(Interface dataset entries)
>>

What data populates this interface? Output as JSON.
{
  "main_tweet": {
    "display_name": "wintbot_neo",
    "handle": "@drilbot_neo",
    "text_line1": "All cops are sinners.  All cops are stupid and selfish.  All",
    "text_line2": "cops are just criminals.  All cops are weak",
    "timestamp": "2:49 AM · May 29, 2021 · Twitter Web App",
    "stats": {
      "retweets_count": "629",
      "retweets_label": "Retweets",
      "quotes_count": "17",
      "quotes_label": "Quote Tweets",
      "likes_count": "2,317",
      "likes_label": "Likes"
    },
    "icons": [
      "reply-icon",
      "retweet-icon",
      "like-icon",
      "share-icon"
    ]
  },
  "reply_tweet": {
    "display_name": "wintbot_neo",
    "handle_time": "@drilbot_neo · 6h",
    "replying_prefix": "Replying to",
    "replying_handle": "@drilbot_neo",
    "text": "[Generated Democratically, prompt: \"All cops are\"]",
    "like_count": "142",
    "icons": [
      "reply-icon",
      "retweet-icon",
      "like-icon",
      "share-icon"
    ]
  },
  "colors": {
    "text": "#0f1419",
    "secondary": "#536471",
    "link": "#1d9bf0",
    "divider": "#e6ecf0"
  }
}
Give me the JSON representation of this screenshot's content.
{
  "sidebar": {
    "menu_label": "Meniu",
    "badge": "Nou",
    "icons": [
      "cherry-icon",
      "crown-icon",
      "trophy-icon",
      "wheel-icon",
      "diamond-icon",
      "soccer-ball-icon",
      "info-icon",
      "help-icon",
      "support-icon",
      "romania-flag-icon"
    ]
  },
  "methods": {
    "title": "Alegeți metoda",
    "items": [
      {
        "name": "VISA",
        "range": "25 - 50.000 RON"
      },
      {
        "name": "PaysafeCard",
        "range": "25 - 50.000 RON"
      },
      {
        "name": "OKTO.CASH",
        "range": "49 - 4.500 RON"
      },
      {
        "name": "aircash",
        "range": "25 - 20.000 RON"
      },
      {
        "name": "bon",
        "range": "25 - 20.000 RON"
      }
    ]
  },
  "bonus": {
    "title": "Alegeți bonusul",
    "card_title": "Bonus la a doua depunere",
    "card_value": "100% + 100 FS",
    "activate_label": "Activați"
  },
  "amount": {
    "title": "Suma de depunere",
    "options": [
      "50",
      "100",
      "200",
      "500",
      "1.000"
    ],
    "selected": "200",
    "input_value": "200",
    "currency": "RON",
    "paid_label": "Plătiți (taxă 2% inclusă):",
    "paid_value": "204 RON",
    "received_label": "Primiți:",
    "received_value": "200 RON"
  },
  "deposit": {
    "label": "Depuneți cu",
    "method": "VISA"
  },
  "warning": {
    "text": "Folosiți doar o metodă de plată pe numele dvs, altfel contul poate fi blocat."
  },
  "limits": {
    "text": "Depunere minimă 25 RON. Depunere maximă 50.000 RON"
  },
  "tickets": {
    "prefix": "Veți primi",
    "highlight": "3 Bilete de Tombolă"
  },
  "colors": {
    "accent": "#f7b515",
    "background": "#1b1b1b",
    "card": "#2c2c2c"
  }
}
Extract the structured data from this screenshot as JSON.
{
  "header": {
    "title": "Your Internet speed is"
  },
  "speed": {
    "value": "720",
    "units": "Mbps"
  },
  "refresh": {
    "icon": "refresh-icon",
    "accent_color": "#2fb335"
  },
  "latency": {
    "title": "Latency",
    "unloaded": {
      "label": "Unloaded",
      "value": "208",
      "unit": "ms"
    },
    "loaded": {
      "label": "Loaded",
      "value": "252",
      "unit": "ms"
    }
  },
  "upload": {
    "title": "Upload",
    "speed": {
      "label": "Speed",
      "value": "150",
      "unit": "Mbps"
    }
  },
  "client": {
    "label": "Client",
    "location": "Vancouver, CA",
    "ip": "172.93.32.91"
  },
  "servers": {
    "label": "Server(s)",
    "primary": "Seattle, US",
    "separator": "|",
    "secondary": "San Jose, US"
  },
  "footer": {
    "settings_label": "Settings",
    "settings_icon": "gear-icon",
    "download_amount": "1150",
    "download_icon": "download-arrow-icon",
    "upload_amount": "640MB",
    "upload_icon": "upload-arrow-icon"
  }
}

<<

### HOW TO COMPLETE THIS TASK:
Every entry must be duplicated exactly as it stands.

### EXERCISE ANSWER:
What data populates this interface? Output as JSON.
{
  "main_tweet": {
    "display_name": "wintbot_neo",
    "handle": "@drilbot_neo",
    "text_line1": "All cops are sinners.  All cops are stupid and selfish.  All",
    "text_line2": "cops are just criminals.  All cops are weak",
    "timestamp": "2:49 AM · May 29, 2021 · Twitter Web App",
    "stats": {
      "retweets_count": "629",
      "retweets_label": "Retweets",
      "quotes_count": "17",
      "quotes_label": "Quote Tweets",
      "likes_count": "2,317",
      "likes_label": "Likes"
    },
    "icons": [
      "reply-icon",
      "retweet-icon",
      "like-icon",
      "share-icon"
    ]
  },
  "reply_tweet": {
    "display_name": "wintbot_neo",
    "handle_time": "@drilbot_neo · 6h",
    "replying_prefix": "Replying to",
    "replying_handle": "@drilbot_neo",
    "text": "[Generated Democratically, prompt: \"All cops are\"]",
    "like_count": "142",
    "icons": [
      "reply-icon",
      "retweet-icon",
      "like-icon",
      "share-icon"
    ]
  },
  "colors": {
    "text": "#0f1419",
    "secondary": "#536471",
    "link": "#1d9bf0",
    "divider": "#e6ecf0"
  }
}
Give me the JSON representation of this screenshot's content.
{
  "sidebar": {
    "menu_label": "Meniu",
    "badge": "Nou",
    "icons": [
      "cherry-icon",
      "crown-icon",
      "trophy-icon",
      "wheel-icon",
      "diamond-icon",
      "soccer-ball-icon",
      "info-icon",
      "help-icon",
      "support-icon",
      "romania-flag-icon"
    ]
  },
  "methods": {
    "title": "Alegeți metoda",
    "items": [
      {
        "name": "VISA",
        "range": "25 - 50.000 RON"
      },
      {
        "name": "PaysafeCard",
        "range": "25 - 50.000 RON"
      },
      {
        "name": "OKTO.CASH",
        "range": "49 - 4.500 RON"
      },
      {
        "name": "aircash",
        "range": "25 - 20.000 RON"
      },
      {
        "name": "bon",
        "range": "25 - 20.000 RON"
      }
    ]
  },
  "bonus": {
    "title": "Alegeți bonusul",
    "card_title": "Bonus la a doua depunere",
    "card_value": "100% + 100 FS",
    "activate_label": "Activați"
  },
  "amount": {
    "title": "Suma de depunere",
    "options": [
      "50",
      "100",
      "200",
      "500",
      "1.000"
    ],
    "selected": "200",
    "input_value": "200",
    "currency": "RON",
    "paid_label": "Plătiți (taxă 2% inclusă):",
    "paid_value": "204 RON",
    "received_label": "Primiți:",
    "received_value": "200 RON"
  },
  "deposit": {
    "label": "Depuneți cu",
    "method": "VISA"
  },
  "warning": {
    "text": "Folosiți doar o metodă de plată pe numele dvs, altfel contul poate fi blocat."
  },
  "limits": {
    "text": "Depunere minimă 25 RON. Depunere maximă 50.000 RON"
  },
  "tickets": {
    "prefix": "Veți primi",
    "highlight": "3 Bilete de Tombolă"
  },
  "colors": {
    "accent": "#f7b515",
    "background": "#1b1b1b",
    "card": "#2c2c2c"
  }
}
Extract the structured data from this screenshot as JSON.
{
  "header": {
    "title": "Your Internet speed is"
  },
  "speed": {
    "value": "720",
    "units": "Mbps"
  },
  "refresh": {
    "icon": "refresh-icon",
    "accent_color": "#2fb335"
  },
  "latency": {
    "title": "Latency",
    "unloaded": {
      "label": "Unloaded",
      "value": "208",
      "unit": "ms"
    },
    "loaded": {
      "label": "Loaded",
      "value": "252",
      "unit": "ms"
    }
  },
  "upload": {
    "title": "Upload",
    "speed": {
      "label": "Speed",
      "value": "150",
      "unit": "Mbps"
    }
  },
  "client": {
    "label": "Client",
    "location": "Vancouver, CA",
    "ip": "172.93.32.91"
  },
  "servers": {
    "label": "Server(s)",
    "primary": "Seattle, US",
    "separator": "|",
    "secondary": "San Jose, US"
  },
  "footer": {
    "settings_label": "Settings",
    "settings_icon": "gear-icon",
    "download_amount": "1150",
    "download_icon": "download-arrow-icon",
    "upload_amount": "640MB",
    "upload_icon": "upload-arrow-icon"
  }
}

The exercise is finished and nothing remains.